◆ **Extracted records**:
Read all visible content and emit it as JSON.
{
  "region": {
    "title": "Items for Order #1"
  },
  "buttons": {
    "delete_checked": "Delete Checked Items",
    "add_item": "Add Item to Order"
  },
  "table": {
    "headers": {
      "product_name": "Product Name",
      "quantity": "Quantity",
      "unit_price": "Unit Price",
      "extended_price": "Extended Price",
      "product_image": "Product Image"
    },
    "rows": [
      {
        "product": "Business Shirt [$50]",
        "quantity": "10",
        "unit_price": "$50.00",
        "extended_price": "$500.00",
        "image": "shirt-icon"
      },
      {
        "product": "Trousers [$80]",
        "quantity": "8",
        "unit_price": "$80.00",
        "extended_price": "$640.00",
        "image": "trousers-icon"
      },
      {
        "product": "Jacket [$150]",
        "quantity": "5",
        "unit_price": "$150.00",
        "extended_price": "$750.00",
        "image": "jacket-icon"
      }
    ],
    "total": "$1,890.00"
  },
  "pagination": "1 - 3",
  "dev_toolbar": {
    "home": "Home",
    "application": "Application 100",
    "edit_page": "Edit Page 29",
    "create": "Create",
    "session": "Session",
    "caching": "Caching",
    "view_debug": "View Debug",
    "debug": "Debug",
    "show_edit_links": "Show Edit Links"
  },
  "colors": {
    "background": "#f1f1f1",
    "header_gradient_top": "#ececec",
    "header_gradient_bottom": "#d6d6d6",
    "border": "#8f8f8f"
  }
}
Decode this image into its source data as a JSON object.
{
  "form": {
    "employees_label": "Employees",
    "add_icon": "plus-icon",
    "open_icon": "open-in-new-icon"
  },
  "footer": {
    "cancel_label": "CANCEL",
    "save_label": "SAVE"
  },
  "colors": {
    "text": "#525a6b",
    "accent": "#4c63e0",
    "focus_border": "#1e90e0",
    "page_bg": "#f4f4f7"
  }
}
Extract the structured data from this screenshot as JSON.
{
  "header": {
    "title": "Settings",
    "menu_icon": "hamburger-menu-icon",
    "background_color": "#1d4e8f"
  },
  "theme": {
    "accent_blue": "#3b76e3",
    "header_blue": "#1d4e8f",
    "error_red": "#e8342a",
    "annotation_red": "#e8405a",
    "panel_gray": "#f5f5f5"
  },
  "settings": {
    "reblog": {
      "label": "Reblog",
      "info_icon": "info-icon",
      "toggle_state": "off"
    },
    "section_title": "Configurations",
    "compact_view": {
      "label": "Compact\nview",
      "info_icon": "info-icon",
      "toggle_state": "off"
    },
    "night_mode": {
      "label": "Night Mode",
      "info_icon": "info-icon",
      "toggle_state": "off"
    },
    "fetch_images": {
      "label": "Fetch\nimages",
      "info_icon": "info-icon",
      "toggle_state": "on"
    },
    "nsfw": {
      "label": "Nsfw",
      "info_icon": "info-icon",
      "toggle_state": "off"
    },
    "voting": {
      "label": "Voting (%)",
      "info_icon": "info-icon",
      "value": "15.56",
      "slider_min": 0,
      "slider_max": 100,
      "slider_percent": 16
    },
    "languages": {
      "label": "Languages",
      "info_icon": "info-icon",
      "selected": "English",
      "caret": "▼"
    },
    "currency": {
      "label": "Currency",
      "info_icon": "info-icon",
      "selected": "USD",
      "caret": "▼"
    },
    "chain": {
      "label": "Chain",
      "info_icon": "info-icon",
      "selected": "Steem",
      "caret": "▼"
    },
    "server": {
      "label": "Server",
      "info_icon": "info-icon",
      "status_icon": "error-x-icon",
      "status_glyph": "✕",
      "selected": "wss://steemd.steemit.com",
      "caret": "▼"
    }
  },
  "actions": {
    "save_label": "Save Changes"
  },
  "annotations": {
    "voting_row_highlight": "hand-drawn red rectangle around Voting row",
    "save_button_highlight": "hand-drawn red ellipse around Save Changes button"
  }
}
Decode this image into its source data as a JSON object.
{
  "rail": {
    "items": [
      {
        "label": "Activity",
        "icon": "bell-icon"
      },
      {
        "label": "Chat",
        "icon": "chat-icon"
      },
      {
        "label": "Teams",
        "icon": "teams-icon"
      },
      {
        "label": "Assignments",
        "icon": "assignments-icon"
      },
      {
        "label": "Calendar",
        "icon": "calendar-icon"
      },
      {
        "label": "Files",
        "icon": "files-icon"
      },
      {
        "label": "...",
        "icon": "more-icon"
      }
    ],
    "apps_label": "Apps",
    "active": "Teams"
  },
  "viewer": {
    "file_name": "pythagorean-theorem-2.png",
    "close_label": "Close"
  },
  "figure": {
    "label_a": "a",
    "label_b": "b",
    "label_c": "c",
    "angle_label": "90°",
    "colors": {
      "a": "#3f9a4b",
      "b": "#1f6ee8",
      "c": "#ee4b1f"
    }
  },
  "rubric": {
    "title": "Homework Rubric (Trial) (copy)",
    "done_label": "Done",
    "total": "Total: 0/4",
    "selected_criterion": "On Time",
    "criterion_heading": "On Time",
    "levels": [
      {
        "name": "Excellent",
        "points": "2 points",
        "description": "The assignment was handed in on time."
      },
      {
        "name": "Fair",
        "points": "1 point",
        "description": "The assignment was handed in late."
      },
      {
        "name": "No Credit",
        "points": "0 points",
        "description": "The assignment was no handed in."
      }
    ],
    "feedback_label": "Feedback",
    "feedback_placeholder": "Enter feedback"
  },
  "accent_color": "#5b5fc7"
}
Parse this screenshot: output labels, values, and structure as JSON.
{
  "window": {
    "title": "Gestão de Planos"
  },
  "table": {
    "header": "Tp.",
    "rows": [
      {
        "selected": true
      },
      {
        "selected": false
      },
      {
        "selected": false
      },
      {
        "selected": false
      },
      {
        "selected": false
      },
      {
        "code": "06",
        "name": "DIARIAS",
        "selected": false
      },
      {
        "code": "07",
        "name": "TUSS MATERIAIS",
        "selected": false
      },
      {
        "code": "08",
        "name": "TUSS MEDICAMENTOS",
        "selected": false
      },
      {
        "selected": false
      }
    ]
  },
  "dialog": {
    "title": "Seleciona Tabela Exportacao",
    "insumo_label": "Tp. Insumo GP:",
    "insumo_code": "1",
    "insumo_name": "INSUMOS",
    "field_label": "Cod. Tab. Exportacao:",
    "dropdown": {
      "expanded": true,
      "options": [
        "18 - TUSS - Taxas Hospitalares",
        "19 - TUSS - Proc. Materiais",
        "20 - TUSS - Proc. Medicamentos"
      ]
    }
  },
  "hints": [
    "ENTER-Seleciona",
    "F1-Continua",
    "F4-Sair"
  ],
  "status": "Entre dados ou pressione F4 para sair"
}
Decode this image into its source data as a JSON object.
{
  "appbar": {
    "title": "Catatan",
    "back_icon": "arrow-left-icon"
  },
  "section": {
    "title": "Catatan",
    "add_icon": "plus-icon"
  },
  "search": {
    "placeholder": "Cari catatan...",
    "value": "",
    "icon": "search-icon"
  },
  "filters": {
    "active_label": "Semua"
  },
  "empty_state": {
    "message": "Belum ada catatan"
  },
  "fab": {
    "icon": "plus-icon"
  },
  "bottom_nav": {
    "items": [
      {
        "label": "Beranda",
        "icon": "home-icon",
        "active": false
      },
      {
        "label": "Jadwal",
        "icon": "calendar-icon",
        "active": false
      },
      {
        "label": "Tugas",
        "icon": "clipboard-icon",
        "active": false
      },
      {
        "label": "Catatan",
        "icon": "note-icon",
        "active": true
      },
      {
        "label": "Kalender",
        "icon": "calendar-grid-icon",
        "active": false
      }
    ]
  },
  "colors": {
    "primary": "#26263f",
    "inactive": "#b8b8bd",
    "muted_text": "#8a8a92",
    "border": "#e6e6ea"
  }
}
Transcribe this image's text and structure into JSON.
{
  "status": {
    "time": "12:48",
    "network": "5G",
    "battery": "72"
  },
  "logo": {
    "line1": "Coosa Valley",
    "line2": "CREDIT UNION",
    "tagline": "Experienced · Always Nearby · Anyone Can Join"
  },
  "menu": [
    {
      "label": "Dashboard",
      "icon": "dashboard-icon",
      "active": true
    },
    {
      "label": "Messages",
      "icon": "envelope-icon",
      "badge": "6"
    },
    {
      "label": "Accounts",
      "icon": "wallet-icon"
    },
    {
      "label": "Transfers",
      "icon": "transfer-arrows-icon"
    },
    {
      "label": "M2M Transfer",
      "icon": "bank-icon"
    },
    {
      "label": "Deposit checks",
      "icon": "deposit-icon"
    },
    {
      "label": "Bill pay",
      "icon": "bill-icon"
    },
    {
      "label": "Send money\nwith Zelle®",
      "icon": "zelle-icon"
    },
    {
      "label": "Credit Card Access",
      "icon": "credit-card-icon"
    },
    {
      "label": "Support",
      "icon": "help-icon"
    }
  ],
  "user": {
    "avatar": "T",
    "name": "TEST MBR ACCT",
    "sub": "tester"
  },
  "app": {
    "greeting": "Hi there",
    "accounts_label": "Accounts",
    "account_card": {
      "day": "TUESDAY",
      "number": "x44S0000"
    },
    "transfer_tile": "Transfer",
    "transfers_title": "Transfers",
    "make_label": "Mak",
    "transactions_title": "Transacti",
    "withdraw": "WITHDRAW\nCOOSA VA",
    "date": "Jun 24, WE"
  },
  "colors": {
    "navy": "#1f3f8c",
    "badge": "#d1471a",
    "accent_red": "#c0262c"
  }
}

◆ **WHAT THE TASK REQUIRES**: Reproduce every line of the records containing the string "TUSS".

◆ **RESPONSE BOX**:
        "name": "TUSS MATERIAIS",
        "name": "TUSS MEDICAMENTOS",
        "18 - TUSS - Taxas Hospitalares",
        "19 - TUSS - Proc. Materiais",
        "20 - TUSS - Proc. Medicamentos"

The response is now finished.